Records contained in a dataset
◆ ◆ ◆

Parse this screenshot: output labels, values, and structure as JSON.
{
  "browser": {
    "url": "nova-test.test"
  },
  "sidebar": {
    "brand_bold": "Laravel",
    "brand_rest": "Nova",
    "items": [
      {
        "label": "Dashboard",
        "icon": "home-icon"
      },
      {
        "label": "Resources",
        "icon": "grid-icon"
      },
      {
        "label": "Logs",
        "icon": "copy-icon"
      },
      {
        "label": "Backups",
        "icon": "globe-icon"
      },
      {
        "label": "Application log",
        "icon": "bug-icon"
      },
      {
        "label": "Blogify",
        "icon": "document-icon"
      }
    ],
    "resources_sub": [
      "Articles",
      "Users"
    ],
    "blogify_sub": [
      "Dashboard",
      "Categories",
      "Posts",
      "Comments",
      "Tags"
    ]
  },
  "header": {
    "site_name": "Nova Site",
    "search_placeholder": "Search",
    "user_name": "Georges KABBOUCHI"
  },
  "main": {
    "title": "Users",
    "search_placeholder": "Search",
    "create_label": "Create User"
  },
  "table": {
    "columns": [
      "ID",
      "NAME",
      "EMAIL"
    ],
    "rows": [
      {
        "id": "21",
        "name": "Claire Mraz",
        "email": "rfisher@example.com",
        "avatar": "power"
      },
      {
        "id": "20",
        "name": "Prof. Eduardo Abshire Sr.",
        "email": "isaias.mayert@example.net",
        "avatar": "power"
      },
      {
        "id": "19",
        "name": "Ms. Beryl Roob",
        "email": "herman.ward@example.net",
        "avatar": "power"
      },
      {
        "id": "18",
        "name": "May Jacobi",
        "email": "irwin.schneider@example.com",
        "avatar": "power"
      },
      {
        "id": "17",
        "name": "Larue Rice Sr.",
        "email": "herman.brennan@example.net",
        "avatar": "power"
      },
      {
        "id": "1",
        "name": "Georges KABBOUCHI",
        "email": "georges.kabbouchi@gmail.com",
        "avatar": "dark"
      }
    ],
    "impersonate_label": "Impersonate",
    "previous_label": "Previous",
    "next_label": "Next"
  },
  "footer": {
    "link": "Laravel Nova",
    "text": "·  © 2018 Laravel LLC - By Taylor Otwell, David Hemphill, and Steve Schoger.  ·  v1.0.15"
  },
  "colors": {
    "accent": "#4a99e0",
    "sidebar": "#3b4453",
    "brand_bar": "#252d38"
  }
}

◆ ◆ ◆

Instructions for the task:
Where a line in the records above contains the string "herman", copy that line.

Answer box:
        "email": "herman.ward@example.net",
        "email": "herman.brennan@example.net",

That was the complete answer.